# [EXTRACTED ENTRIES]
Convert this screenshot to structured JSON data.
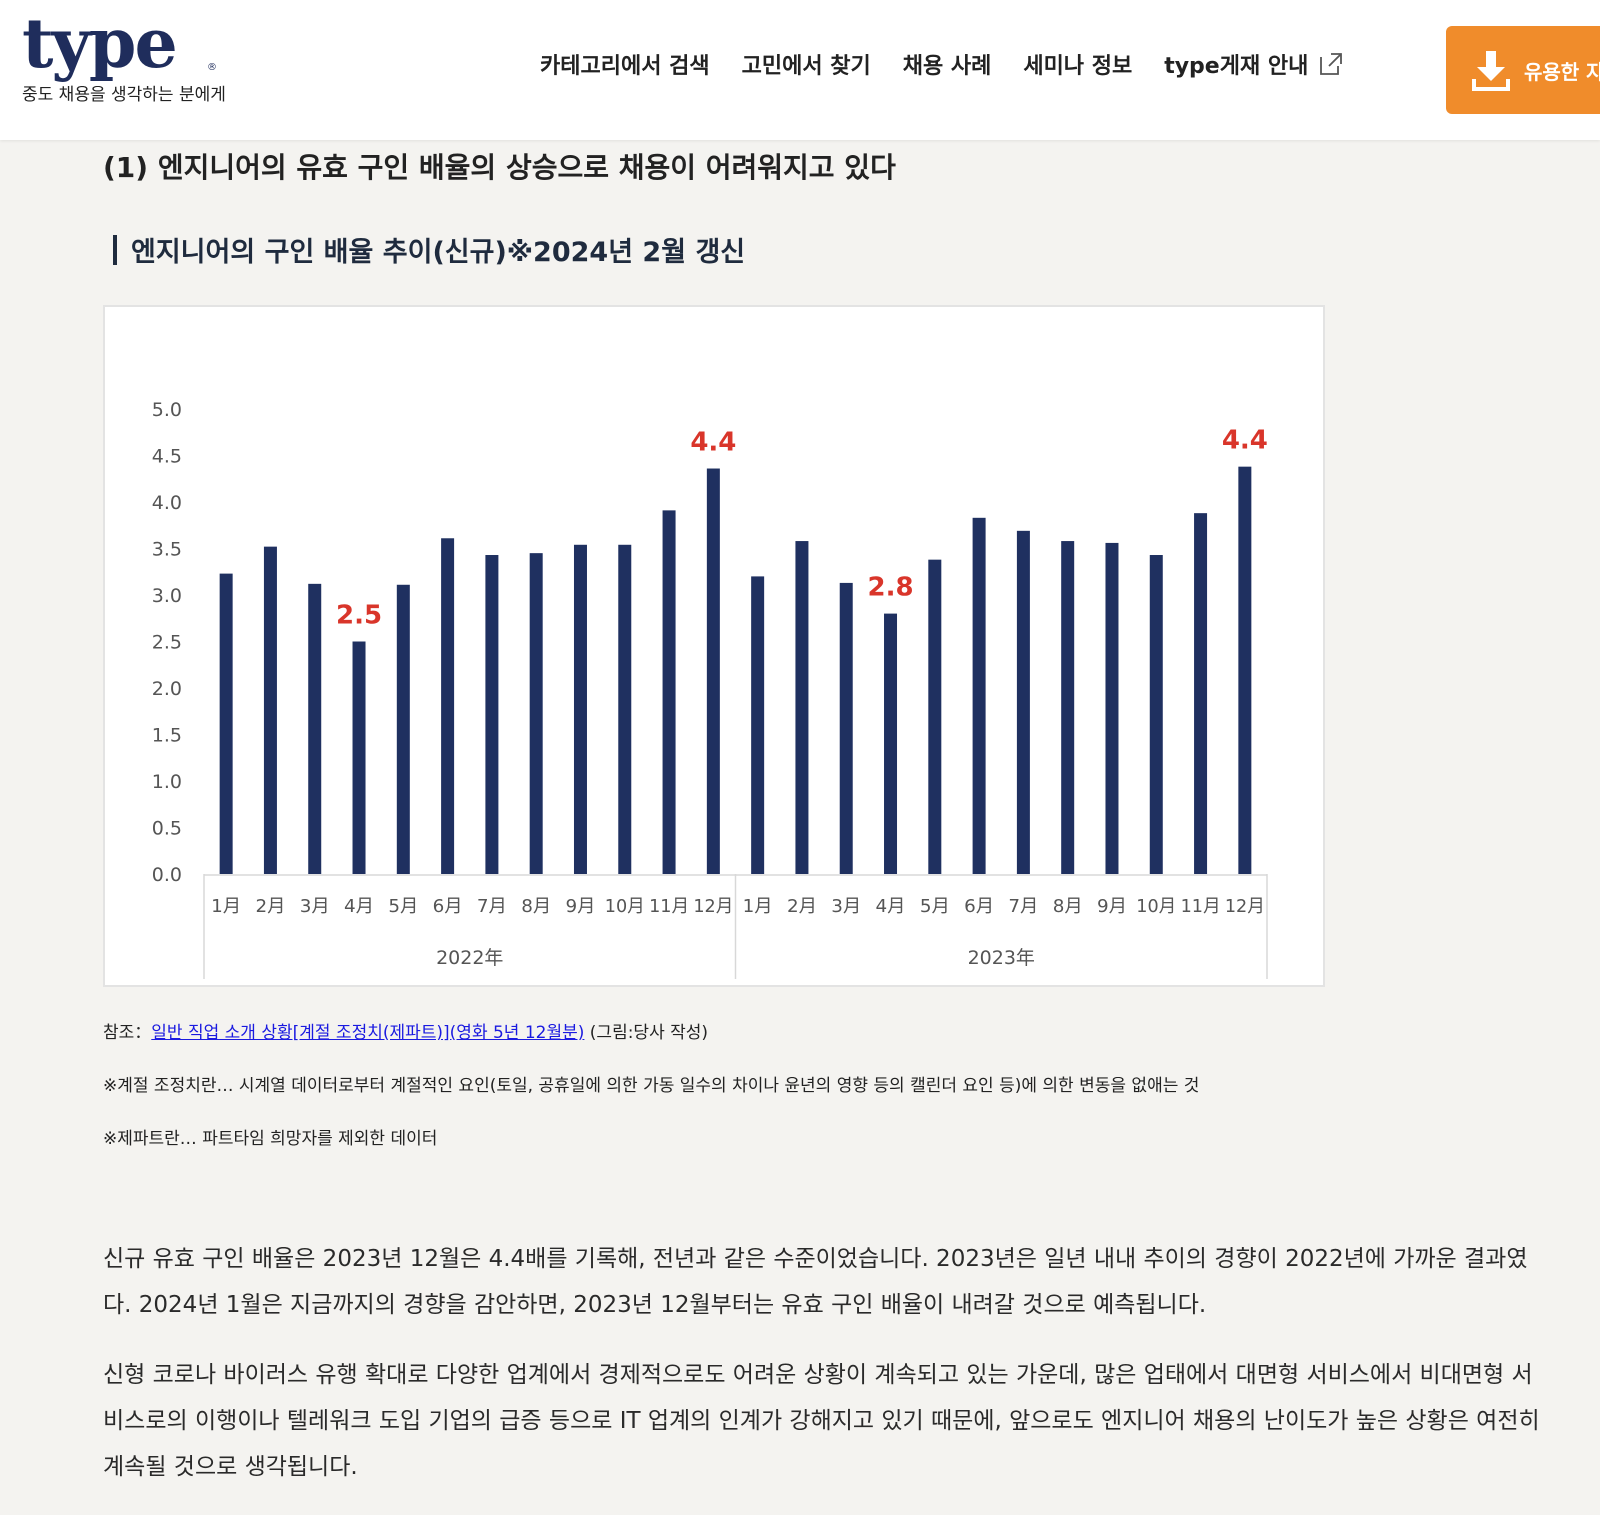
{
  "header": {
    "logo": "type",
    "logo_reg": "®",
    "tagline": "중도 채용을 생각하는 분에게",
    "nav": [
      {
        "label": "카테고리에서 검색"
      },
      {
        "label": "고민에서 찾기"
      },
      {
        "label": "채용 사례"
      },
      {
        "label": "세미나 정보"
      },
      {
        "label": "type게재 안내"
      }
    ],
    "download_label": "유용한 자",
    "colors": {
      "brand": "#1f2d5c",
      "accent": "#f08c2b"
    }
  },
  "section_title": "(1) 엔지니어의 유효 구인 배율의 상승으로 채용이 어려워지고 있다",
  "chart_heading": "엔지니어의 구인 배율 추이(신규)※2024년 2월 갱신",
  "chart_data": {
    "type": "bar",
    "categories": [
      "1月",
      "2月",
      "3月",
      "4月",
      "5月",
      "6月",
      "7月",
      "8月",
      "9月",
      "10月",
      "11月",
      "12月",
      "1月",
      "2月",
      "3月",
      "4月",
      "5月",
      "6月",
      "7月",
      "8月",
      "9月",
      "10月",
      "11月",
      "12月"
    ],
    "groups": [
      {
        "label": "2022年",
        "start": 0,
        "end": 11
      },
      {
        "label": "2023年",
        "start": 12,
        "end": 23
      }
    ],
    "values": [
      3.23,
      3.52,
      3.12,
      2.5,
      3.11,
      3.61,
      3.43,
      3.45,
      3.54,
      3.54,
      3.91,
      4.36,
      3.2,
      3.58,
      3.13,
      2.8,
      3.38,
      3.83,
      3.69,
      3.58,
      3.56,
      3.43,
      3.88,
      4.38
    ],
    "data_labels": [
      {
        "index": 3,
        "text": "2.5"
      },
      {
        "index": 11,
        "text": "4.4"
      },
      {
        "index": 15,
        "text": "2.8"
      },
      {
        "index": 23,
        "text": "4.4"
      }
    ],
    "yticks": [
      "0.0",
      "0.5",
      "1.0",
      "1.5",
      "2.0",
      "2.5",
      "3.0",
      "3.5",
      "4.0",
      "4.5",
      "5.0"
    ],
    "ylim": [
      0,
      5
    ],
    "bar_color": "#1f3060",
    "label_color": "#d9352a",
    "grid": false
  },
  "notes": {
    "ref_prefix": "참조：",
    "ref_link": "일반 직업 소개 상황[계절 조정치(제파트)](영화 5년 12월분)",
    "ref_suffix": " (그림:당사 작성)",
    "note1": "※계절 조정치란… 시계열 데이터로부터 계절적인 요인(토일, 공휴일에 의한 가동 일수의 차이나 윤년의 영향 등의 캘린더 요인 등)에 의한 변동을 없애는 것",
    "note2": "※제파트란… 파트타임 희망자를 제외한 데이터"
  },
  "paragraphs": [
    "신규 유효 구인 배율은 2023년 12월은 4.4배를 기록해, 전년과 같은 수준이었습니다. 2023년은 일년 내내 추이의 경향이 2022년에 가까운 결과였다. 2024년 1월은 지금까지의 경향을 감안하면, 2023년 12월부터는 유효 구인 배율이 내려갈 것으로 예측됩니다.",
    "신형 코로나 바이러스 유행 확대로 다양한 업계에서 경제적으로도 어려운 상황이 계속되고 있는 가운데, 많은 업태에서 대면형 서비스에서 비대면형 서비스로의 이행이나 텔레워크 도입 기업의 급증 등으로 IT 업계의 인계가 강해지고 있기 때문에, 앞으로도 엔지니어 채용의 난이도가 높은 상황은 여전히 계속될 것으로 생각됩니다."
  ]
}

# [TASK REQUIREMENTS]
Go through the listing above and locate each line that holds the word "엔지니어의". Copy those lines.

# [RESULT BELOW]
  "section_title": "(1) 엔지니어의 유효 구인 배율의 상승으로 채용이 어려워지고 있다",
  "chart_heading": "엔지니어의 구인 배율 추이(신규)※2024년 2월 갱신",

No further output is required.